DATASET:
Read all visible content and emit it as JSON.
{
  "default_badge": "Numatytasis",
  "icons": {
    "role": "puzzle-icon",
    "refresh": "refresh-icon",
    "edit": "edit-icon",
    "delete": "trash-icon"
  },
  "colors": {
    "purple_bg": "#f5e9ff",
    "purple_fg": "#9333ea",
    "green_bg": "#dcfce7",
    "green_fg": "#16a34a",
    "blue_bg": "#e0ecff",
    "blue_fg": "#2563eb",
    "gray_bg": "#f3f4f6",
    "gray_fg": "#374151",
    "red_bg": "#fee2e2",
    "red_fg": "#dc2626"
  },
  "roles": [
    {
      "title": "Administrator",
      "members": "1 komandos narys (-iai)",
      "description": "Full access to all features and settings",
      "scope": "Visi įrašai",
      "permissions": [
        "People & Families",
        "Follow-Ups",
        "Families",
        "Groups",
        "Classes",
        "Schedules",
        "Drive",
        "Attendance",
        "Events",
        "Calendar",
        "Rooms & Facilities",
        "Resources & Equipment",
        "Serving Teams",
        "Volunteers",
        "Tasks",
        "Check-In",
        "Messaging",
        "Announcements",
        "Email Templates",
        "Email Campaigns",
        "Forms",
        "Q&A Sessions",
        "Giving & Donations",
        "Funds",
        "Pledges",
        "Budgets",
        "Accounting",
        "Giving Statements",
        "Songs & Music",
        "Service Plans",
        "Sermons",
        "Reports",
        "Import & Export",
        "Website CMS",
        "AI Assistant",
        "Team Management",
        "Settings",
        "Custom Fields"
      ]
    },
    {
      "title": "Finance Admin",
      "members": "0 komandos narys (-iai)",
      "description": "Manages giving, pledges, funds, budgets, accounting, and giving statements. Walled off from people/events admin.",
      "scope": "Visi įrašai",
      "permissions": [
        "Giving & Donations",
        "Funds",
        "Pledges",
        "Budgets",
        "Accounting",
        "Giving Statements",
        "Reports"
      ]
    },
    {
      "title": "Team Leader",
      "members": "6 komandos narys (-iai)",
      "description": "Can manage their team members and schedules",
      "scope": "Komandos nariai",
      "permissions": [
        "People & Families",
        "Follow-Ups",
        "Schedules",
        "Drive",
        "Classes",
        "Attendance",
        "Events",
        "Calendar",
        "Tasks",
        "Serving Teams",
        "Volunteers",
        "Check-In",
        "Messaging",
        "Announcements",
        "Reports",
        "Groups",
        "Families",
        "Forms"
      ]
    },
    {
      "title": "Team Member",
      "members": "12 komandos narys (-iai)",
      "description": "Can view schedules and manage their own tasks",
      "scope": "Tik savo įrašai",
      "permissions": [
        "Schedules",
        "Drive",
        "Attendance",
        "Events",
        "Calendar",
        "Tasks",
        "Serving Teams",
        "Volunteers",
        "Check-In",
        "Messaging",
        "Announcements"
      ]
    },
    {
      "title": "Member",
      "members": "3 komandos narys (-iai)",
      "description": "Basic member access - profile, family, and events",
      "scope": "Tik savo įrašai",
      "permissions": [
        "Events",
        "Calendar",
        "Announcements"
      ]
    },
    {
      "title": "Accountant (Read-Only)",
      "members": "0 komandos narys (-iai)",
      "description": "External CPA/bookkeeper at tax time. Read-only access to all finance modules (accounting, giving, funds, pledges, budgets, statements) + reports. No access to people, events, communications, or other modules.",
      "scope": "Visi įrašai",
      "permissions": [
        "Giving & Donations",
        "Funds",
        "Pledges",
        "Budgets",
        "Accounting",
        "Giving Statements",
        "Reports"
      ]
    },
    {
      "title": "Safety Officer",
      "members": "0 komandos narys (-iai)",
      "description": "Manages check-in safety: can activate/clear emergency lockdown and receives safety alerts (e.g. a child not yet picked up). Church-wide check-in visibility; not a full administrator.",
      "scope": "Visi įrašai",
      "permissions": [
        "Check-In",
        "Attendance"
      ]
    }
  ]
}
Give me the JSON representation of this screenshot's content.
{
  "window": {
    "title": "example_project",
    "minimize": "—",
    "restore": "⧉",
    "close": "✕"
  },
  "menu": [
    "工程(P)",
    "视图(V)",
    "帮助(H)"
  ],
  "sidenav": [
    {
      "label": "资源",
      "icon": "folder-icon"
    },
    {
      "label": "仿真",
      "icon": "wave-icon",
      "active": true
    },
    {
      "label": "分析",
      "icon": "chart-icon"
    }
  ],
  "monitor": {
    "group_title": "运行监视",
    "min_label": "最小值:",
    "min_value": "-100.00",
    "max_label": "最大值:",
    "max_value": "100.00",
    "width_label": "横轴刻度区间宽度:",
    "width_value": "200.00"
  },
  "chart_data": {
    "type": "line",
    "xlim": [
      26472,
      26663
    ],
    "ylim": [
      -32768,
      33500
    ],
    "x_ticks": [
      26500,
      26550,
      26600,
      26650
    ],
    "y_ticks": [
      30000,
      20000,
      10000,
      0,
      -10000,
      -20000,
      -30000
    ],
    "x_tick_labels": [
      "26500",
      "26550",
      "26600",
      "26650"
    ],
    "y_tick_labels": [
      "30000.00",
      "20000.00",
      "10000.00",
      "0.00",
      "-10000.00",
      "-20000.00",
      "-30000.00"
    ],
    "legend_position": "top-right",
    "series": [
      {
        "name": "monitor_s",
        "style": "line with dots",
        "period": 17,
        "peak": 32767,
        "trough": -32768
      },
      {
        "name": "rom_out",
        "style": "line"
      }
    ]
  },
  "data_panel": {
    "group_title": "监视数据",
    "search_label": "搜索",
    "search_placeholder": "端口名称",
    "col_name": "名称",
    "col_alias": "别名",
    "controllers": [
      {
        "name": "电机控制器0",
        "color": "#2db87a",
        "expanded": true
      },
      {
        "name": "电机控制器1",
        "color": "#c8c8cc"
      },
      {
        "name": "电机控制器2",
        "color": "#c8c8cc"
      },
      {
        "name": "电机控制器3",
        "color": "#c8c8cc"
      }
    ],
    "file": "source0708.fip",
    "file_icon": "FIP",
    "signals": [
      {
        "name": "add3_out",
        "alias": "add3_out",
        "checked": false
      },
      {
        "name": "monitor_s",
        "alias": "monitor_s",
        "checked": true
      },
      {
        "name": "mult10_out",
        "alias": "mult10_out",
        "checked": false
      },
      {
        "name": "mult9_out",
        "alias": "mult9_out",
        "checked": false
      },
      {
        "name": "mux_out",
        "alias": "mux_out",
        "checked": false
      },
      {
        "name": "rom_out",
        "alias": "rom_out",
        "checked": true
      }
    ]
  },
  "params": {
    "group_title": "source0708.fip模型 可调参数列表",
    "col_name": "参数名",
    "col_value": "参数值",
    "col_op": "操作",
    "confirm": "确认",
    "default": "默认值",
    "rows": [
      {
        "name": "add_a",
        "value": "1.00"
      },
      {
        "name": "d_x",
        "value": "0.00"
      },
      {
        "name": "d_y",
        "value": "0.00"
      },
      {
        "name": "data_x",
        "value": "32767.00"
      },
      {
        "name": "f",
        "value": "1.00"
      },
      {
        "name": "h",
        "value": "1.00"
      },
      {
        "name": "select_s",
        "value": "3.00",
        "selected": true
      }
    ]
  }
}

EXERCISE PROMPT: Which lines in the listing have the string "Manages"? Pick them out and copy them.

OUTPUT OF THE EXERCISE:
      "description": "Manages giving, pledges, funds, budgets, accounting, and giving statements. Walled off from people/events admin.",
      "description": "Manages check-in safety: can activate/clear emergency lockdown and receives safety alerts (e.g. a child not yet picked up). Church-wide check-in visibility; not a full administrator.",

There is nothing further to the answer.